The government should terminate special billion-dollar tax credits and subsidies for solar energy programs because they are too costly and have failed to build the solar energy industry as promised, according to a new watchdog report.

Citizens Against Government Waste laid out its case in a new report released this week titled “The Sun Should Set on Solar Socialism.”

“Publications and public remarks by renewable energy industry proponents are replete with allusions to the ITC (investment tax credit) as essential for these energy sources to vie effectively with fossil fuels, create jobs and provide a fantastic return on investment,” the report stated. Basically, “the tax credits
are all things to all people.”

But the reality, the report claims, is that solar energy only accounts for 1 percent of the country’s electricity generation. On top of that, there isn’t a lot of credible information to support that future solar technologies will suffer without subsidies.

Tax expenditures through subsides have cost $13.7 billion from 2004-1025.

Energy subsidies have been in place since the 1970s but they didn’t take off until Congress passed the 2005 Energy Policy Act. The legislation significantly changed the country’s energy policies by creating commercial and residential tax incentives and loan guarantees for several types of energy production.

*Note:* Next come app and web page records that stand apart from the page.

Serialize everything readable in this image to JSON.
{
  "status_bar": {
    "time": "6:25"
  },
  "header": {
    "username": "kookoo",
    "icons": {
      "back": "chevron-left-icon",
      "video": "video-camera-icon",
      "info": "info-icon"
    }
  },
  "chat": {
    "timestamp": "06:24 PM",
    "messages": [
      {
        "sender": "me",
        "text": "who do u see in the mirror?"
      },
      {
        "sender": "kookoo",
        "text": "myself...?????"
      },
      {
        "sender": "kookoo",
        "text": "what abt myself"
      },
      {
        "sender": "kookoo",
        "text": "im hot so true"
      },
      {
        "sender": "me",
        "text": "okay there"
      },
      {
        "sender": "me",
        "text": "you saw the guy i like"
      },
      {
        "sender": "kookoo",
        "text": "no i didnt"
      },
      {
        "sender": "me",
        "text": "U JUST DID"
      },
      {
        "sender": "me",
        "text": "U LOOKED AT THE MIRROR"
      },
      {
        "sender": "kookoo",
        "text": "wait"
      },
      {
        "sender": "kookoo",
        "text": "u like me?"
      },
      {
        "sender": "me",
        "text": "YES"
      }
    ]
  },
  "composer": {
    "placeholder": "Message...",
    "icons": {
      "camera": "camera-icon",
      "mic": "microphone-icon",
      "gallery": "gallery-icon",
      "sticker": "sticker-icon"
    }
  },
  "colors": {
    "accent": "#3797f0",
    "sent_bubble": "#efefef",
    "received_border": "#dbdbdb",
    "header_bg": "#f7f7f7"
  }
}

The report concludes that not only have efforts to subsidize solar failed to lower costs, it has instead led to massive waste, fraud and mismanagement.

“Perhaps these results were inevitable when the government created a new, lucrative program and provided little accountability,” the report said.

A 2012 Government Accountability Office report found overlap in more than 50 different federally-funded and managed initiatives involving solar energy.

Taxpayers felt the sting after solar-panel manufacturer Solyndra got a $535 million loan guarantee from the Department on Energy in 2010 only to go bust the following year. A 2015 Department of Energy IG report revealed the company had repeatedly lied to the feds, including inflating the value of corporate contracts and
sales to score the giant loan guarantee in 2009.